Student Effort Type Hours
Seminar (or Webinar)




Specified Learning Activities


Autonomous Student Learning




Approaches to Teaching and Learning:
Due to current health restriction, the module will be tuaght online until at least the March break. If givernment and university health guidelines permit, we may be able to move some activities on campus in the latter part of the module.
Online teaching will be delivered in two live session per week in via the virtual classroom, with a mixture of more formal mini-lectures, interactive exercises and smaller discussion groups. Regularly assigned homework tasks form the basis for those discussions. In the first block, students will prepare a short group presentation.
For the films that are relevant to the module, access to the material will be facilitated, which may involve screenings through zoom or the virtual classroom.
Requirements, Exclusions and Recommendations
Learning Requirements:

Advanced reading skills in at least one of the languages taught in the School of Languages and Literatures (to level B2/C1 of the Common European Framework of Reference).

Learning Recommendations:

An interest in literature and the performing arts, as well as in translation and adaptation.

Module Requisites and Incompatibles
SLL30030 - Cultural Transference

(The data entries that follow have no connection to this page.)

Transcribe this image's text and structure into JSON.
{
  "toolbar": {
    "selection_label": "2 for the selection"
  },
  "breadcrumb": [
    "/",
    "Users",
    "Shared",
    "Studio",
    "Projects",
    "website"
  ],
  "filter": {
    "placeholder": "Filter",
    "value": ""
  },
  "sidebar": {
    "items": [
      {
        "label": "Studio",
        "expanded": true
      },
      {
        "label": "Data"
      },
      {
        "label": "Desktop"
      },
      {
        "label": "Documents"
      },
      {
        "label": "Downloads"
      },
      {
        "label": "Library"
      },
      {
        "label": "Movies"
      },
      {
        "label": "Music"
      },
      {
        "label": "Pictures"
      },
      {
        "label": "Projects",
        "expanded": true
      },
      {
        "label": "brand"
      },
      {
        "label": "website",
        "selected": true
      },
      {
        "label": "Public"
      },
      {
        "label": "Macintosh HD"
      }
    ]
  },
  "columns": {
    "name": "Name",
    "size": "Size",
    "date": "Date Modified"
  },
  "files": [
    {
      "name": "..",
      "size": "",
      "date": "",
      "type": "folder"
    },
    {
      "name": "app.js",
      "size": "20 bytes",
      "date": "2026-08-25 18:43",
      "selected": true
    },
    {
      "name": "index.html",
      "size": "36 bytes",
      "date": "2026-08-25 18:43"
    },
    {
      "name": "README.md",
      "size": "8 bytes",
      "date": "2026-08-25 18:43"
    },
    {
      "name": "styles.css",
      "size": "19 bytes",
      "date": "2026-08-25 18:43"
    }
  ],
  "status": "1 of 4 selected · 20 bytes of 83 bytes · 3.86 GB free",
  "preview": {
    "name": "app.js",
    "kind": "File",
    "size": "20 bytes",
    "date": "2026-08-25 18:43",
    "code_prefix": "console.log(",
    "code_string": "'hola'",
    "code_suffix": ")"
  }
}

Assessment Strategy  
Description Timing Open Book Exam Component Scale Must Pass Component % of Final Grade
Assignment: Open-book exam at the end of the semester with a choice of questions Coursework (End of Trimester) n/a Graded No


Essay: 1,500 word essay in English Week 7 n/a Graded No


Carry forward of passed components
Resit In Terminal Exam
Autumn No
Please see Student Jargon Buster for more information about remediation types and timing. 
Feedback Strategy/Strategies

• Feedback individually to students, post-assessment
• Peer review activities
• Self-assessment activities

How will my Feedback be Delivered?

Students will be self-assessing their group work for the group presentation in week 4, which is part of the formative assessment for this module. Each group will also review one presentation by their peers. Individual feedback will be provided for the essay which is due in week 7.

Name Role
Dr Siobhan Donovan Lecturer / Co-Lecturer
Assoc Professor Jeremy Squires Lecturer / Co-Lecturer
Dr Sabine Strumper-Krobb Lecturer / Co-Lecturer